====== DATA TO EXAMINE ======

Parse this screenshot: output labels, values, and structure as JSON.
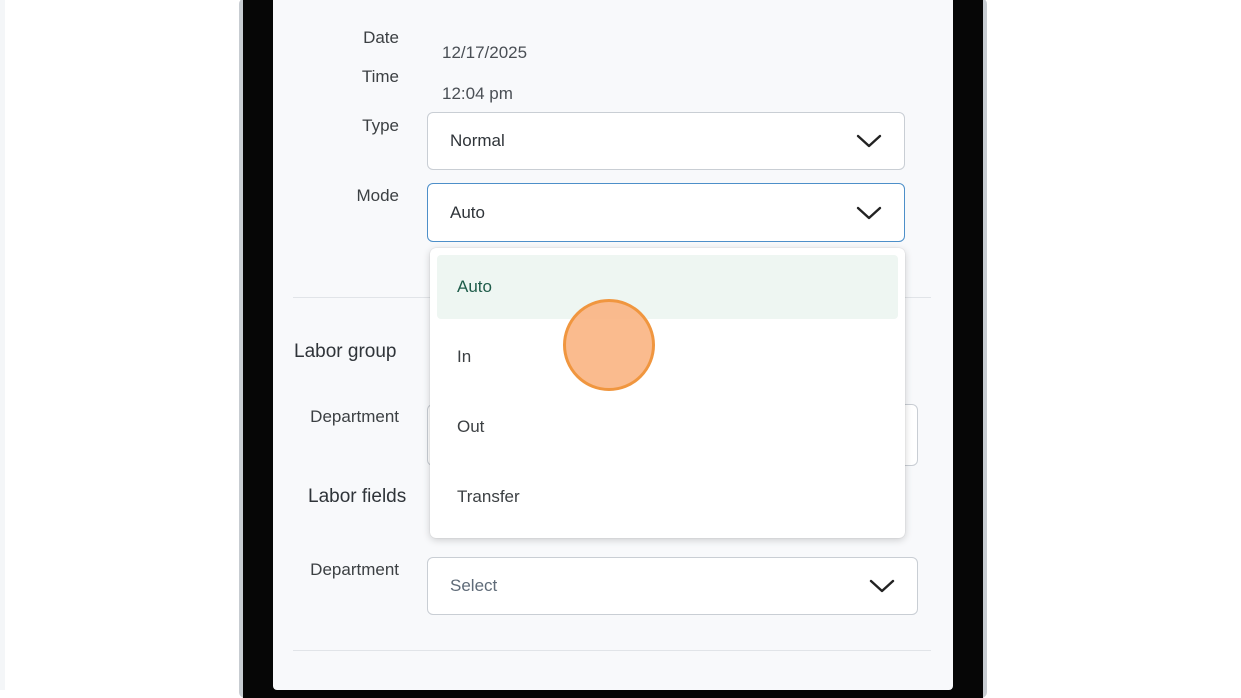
{
  "form": {
    "date_label": "Date",
    "date_value": "12/17/2025",
    "time_label": "Time",
    "time_value": "12:04 pm",
    "type_label": "Type",
    "type_value": "Normal",
    "mode_label": "Mode",
    "mode_value": "Auto"
  },
  "mode_menu": {
    "options": [
      "Auto",
      "In",
      "Out",
      "Transfer"
    ],
    "selected": "Auto"
  },
  "labor_group": {
    "title": "Labor group",
    "department_label": "Department"
  },
  "labor_fields": {
    "title": "Labor fields",
    "department_label": "Department",
    "department_placeholder": "Select"
  },
  "icons": {
    "dropdown": "chevron-down-icon"
  },
  "colors": {
    "focus_border": "#4d8fc9",
    "selected_option_bg": "#eef6f2",
    "selected_option_text": "#1f5c4a",
    "click_indicator": "#f0963f"
  }
}
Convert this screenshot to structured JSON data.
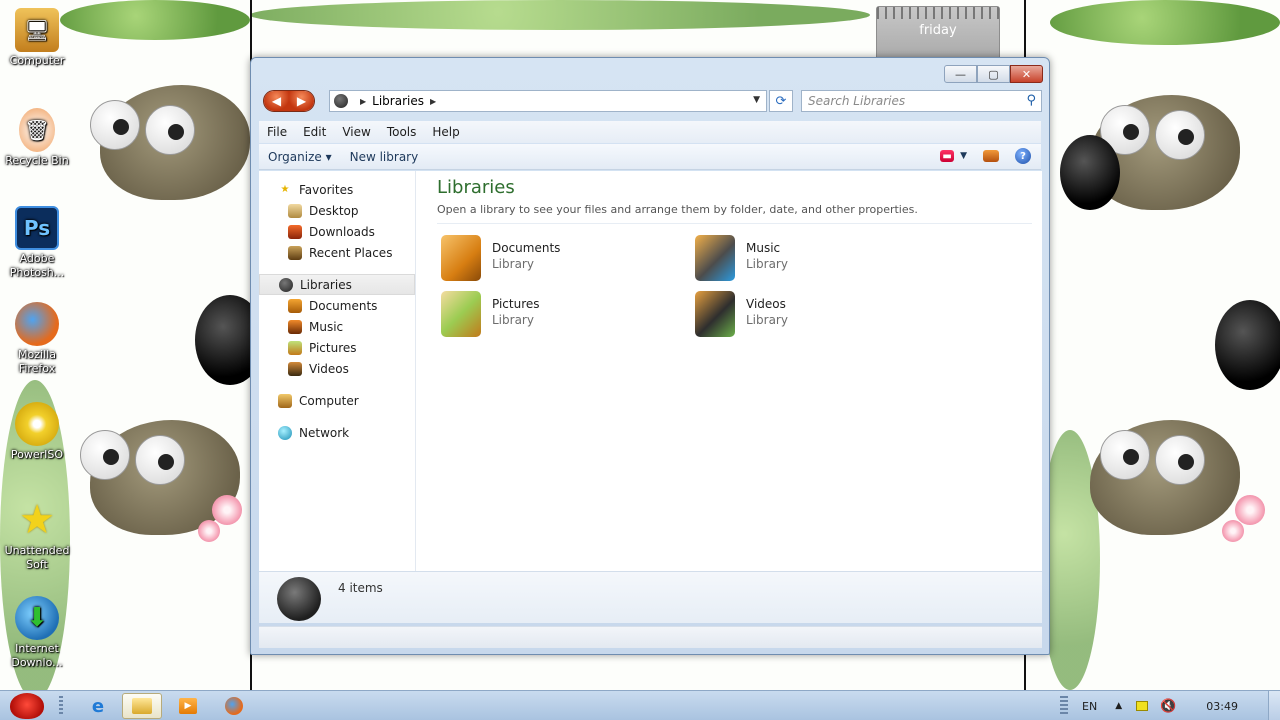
{
  "wallpaper": {
    "calendar_day": "friday"
  },
  "desktop_icons": [
    {
      "label": "Computer",
      "icon": "computer-icon",
      "glyph": "🖥"
    },
    {
      "label": "Recycle Bin",
      "icon": "recycle-bin-icon",
      "glyph": "🗑"
    },
    {
      "label": "Adobe Photosh...",
      "icon": "photoshop-icon",
      "glyph": "Ps"
    },
    {
      "label": "Mozilla Firefox",
      "icon": "firefox-icon",
      "glyph": "🦊"
    },
    {
      "label": "PowerISO",
      "icon": "poweriso-icon",
      "glyph": "💿"
    },
    {
      "label": "Unattended Soft",
      "icon": "star-icon",
      "glyph": "★"
    },
    {
      "label": "Internet Downlo...",
      "icon": "internet-download-icon",
      "glyph": "⬇"
    }
  ],
  "window": {
    "caption": {
      "minimize": "—",
      "maximize": "▢",
      "close": "✕"
    },
    "address": {
      "crumb": "Libraries"
    },
    "search": {
      "placeholder": "Search Libraries"
    },
    "menu": [
      "File",
      "Edit",
      "View",
      "Tools",
      "Help"
    ],
    "toolbar": {
      "organize": "Organize ▾",
      "new_library": "New library"
    },
    "nav": {
      "favorites": "Favorites",
      "favorites_items": [
        "Desktop",
        "Downloads",
        "Recent Places"
      ],
      "libraries": "Libraries",
      "libraries_items": [
        "Documents",
        "Music",
        "Pictures",
        "Videos"
      ],
      "computer": "Computer",
      "network": "Network"
    },
    "content": {
      "title": "Libraries",
      "subtitle": "Open a library to see your files and arrange them by folder, date, and other properties.",
      "libraries": [
        {
          "name": "Documents",
          "type": "Library"
        },
        {
          "name": "Music",
          "type": "Library"
        },
        {
          "name": "Pictures",
          "type": "Library"
        },
        {
          "name": "Videos",
          "type": "Library"
        }
      ]
    },
    "details": {
      "count": "4 items"
    }
  },
  "taskbar": {
    "language": "EN",
    "time": "03:49"
  }
}
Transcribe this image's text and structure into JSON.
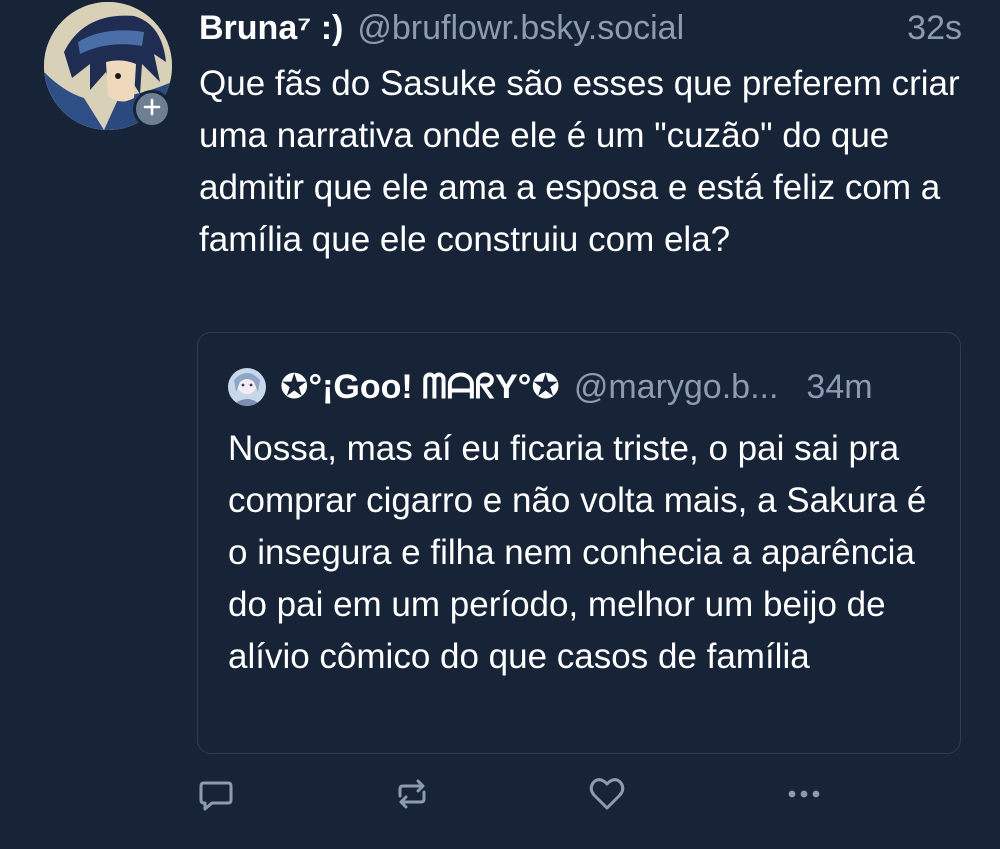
{
  "post": {
    "author": {
      "display_name": "Bruna⁷ :)",
      "handle": "@bruflowr.bsky.social",
      "avatar_icon": "avatar-sasuke"
    },
    "time": "32s",
    "text": "Que fãs do Sasuke são esses que preferem criar uma narrativa onde ele é um \"cuzão\" do que admitir que ele ama a esposa e está feliz com a família que ele construiu com ela?",
    "follow_icon": "plus-icon"
  },
  "quote": {
    "author": {
      "display_name": "✪°¡Goo! ᗰᗩᖇY°✪",
      "handle": "@marygo.b...",
      "avatar_icon": "avatar-mary"
    },
    "time": "34m",
    "text": "Nossa, mas aí eu ficaria triste, o pai sai pra comprar cigarro e não volta mais, a Sakura é o insegura e filha nem conhecia a aparência do pai em um período, melhor um beijo de alívio cômico do que casos de família"
  },
  "actions": [
    {
      "name": "reply",
      "icon": "reply-icon"
    },
    {
      "name": "repost",
      "icon": "repost-icon"
    },
    {
      "name": "like",
      "icon": "heart-icon"
    },
    {
      "name": "more",
      "icon": "more-icon"
    }
  ],
  "colors": {
    "background": "#172437",
    "text": "#ffffff",
    "muted": "#8c9bb0",
    "border": "#2c3d53"
  }
}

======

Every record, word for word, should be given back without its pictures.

Parse this screenshot: output labels, values, and structure as JSON.
{
  "form": {
    "date_label": "Date",
    "date_value": "12/17/2025",
    "time_label": "Time",
    "time_value": "12:04 pm",
    "type_label": "Type",
    "type_value": "Normal",
    "mode_label": "Mode",
    "mode_value": "Auto"
  },
  "mode_menu": {
    "options": [
      "Auto",
      "In",
      "Out",
      "Transfer"
    ],
    "selected": "Auto"
  },
  "labor_group": {
    "title": "Labor group",
    "department_label": "Department"
  },
  "labor_fields": {
    "title": "Labor fields",
    "department_label": "Department",
    "department_placeholder": "Select"
  },
  "icons": {
    "dropdown": "chevron-down-icon"
  },
  "colors": {
    "focus_border": "#4d8fc9",
    "selected_option_bg": "#eef6f2",
    "selected_option_text": "#1f5c4a",
    "click_indicator": "#f0963f"
  }
}
Convert this screenshot to structured JSON data.
{
  "wallpaper": {
    "calendar_day": "friday"
  },
  "desktop_icons": [
    {
      "label": "Computer",
      "icon": "computer-icon",
      "glyph": "🖥"
    },
    {
      "label": "Recycle Bin",
      "icon": "recycle-bin-icon",
      "glyph": "🗑"
    },
    {
      "label": "Adobe Photosh...",
      "icon": "photoshop-icon",
      "glyph": "Ps"
    },
    {
      "label": "Mozilla Firefox",
      "icon": "firefox-icon",
      "glyph": "🦊"
    },
    {
      "label": "PowerISO",
      "icon": "poweriso-icon",
      "glyph": "💿"
    },
    {
      "label": "Unattended Soft",
      "icon": "star-icon",
      "glyph": "★"
    },
    {
      "label": "Internet Downlo...",
      "icon": "internet-download-icon",
      "glyph": "⬇"
    }
  ],
  "window": {
    "caption": {
      "minimize": "—",
      "maximize": "▢",
      "close": "✕"
    },
    "address": {
      "crumb": "Libraries"
    },
    "search": {
      "placeholder": "Search Libraries"
    },
    "menu": [
      "File",
      "Edit",
      "View",
      "Tools",
      "Help"
    ],
    "toolbar": {
      "organize": "Organize ▾",
      "new_library": "New library"
    },
    "nav": {
      "favorites": "Favorites",
      "favorites_items": [
        "Desktop",
        "Downloads",
        "Recent Places"
      ],
      "libraries": "Libraries",
      "libraries_items": [
        "Documents",
        "Music",
        "Pictures",
        "Videos"
      ],
      "computer": "Computer",
      "network": "Network"
    },
    "content": {
      "title": "Libraries",
      "subtitle": "Open a library to see your files and arrange them by folder, date, and other properties.",
      "libraries": [
        {
          "name": "Documents",
          "type": "Library"
        },
        {
          "name": "Music",
          "type": "Library"
        },
        {
          "name": "Pictures",
          "type": "Library"
        },
        {
          "name": "Videos",
          "type": "Library"
        }
      ]
    },
    "details": {
      "count": "4 items"
    }
  },
  "taskbar": {
    "language": "EN",
    "time": "03:49"
  }
}
Transcribe this image's text and structure into JSON.
{
  "post": {
    "author": {
      "display_name": "Bruna⁷ :)",
      "handle": "@bruflowr.bsky.social",
      "avatar_icon": "avatar-sasuke"
    },
    "time": "32s",
    "text": "Que fãs do Sasuke são esses que preferem criar uma narrativa onde ele é um \"cuzão\" do que admitir que ele ama a esposa e está feliz com a família que ele construiu com ela?",
    "follow_icon": "plus-icon"
  },
  "quote": {
    "author": {
      "display_name": "✪°¡Goo! ᗰᗩᖇY°✪",
      "handle": "@marygo.b...",
      "avatar_icon": "avatar-mary"
    },
    "time": "34m",
    "text": "Nossa, mas aí eu ficaria triste, o pai sai pra comprar cigarro e não volta mais, a Sakura é o insegura e filha nem conhecia a aparência do pai em um período, melhor um beijo de alívio cômico do que casos de família"
  },
  "actions": [
    {
      "name": "reply",
      "icon": "reply-icon"
    },
    {
      "name": "repost",
      "icon": "repost-icon"
    },
    {
      "name": "like",
      "icon": "heart-icon"
    },
    {
      "name": "more",
      "icon": "more-icon"
    }
  ],
  "colors": {
    "background": "#172437",
    "text": "#ffffff",
    "muted": "#8c9bb0",
    "border": "#2c3d53"
  }
}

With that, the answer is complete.